Across the Table: It’s not an ending. It’s a new beginning.

For the past several years, Farm Bureau members have been hearing of changes coming in our relationship with our greatest partner, Nationwide. And if you know anything about the incredible importance of that relationship, change is naturally a scary proposition. So here’s the straight story of what’s going on.

Since we founded the Farm Bureau Mutual Automobile Insurance Company in 1926, through its transition to its own identity as Nationwide in 1955, our two organizations have grown from the same seed: rooted in farming, nurtured by farmers and maturing into valuable servants of each other’s members. Farm Bureau helps our members navigate political, social and economic risk; Nationwide helps protect against financial risk. And we’re both about building community.

As Farm Bureau celebrates its 100th anniversary and Nationwide approaches its own centennial, our two organizations are no less committed to each other and to our shared values.
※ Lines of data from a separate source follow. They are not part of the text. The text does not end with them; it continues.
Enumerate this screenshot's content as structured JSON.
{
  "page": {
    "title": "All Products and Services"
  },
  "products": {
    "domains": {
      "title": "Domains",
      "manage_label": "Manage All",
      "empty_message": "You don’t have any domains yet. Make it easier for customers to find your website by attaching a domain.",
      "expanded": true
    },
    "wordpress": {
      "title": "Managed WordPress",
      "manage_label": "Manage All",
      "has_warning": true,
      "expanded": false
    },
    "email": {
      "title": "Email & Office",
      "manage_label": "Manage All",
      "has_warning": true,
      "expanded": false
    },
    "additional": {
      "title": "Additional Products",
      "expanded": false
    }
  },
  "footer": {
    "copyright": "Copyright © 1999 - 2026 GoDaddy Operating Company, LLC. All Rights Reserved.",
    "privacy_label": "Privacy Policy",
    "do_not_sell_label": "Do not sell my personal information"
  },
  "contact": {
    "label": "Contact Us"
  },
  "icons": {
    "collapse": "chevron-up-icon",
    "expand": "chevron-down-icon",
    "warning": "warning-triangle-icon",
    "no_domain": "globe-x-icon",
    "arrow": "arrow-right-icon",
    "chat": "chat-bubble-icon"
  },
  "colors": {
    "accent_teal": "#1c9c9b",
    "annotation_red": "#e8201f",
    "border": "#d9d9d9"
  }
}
That said, the world around us has changed. The insurance and financial products marketplace, regulatory requirements, consumer expectations, technology and dozens of other influences have evolved in ways that required both our organizations to rethink and reshape how we partner going forward. The planning process began years ago and is now coming into practice. Some of the changes are significant, as are the structural changes your Farm Bureau board and I have implemented to ensure our future success.

Nationwide, too, has stepped up to help with the transition. The exciting part though, is what comes next.

The Farm Bureau/Nationwide partnership of the future is about helping each other prosper. What’s good for our members is also good for their businesses. Already, by working together we’re finding answers for your problems. For example, for the growing agritourism industry, where folks visit farms to pet animals, get lost in a corn maze or pick their own produce, Farm Bureau helped pass new liability laws while Nationwide created insurance coverage specific to the unique needs of host farmers. Other members, who told us of their need for complicated coverage for multiple aspects of their operations, now have farm certified agents, developed by Nationwide to address complex needs. And be sure to read what Nationwide did for Medina County Farm Bureau members Mike and Patti Boyert, who faced difficult questions about passing the operation on to future generations.

As a long-time Farm Bureau member, I’ve experienced the value of the close ties between county Farm Bureaus and their local Nationwide friends. As a policy holder, I appreciate the attentive service of my agent. I’m proud to include among my friends seven past Ohio Farm Bureau officers and trustees, who make up nearly half of Nationwide’s board of directors including its board chairman. And as your Farm Bureau executive, I have the privilege of working closely with Nationwide executives on a frequent and regular basis. In a recent Columbus CEO article, retiring Nationwide CEO Steve Rasmussen talked about the beginnings of what would become Nationwide: “The profits weren’t necessarily the motivation. This was how do we take those dollars and … build things like tractor factories and a lot of other things (that make the company) a cultural hub of helping people.” Nationwide remains “very close to nine (state) Farm Bureaus, and those agricultural roots are real, and they still exist, and we value that…”

We value it, too.

Ohio Farm Bureau membership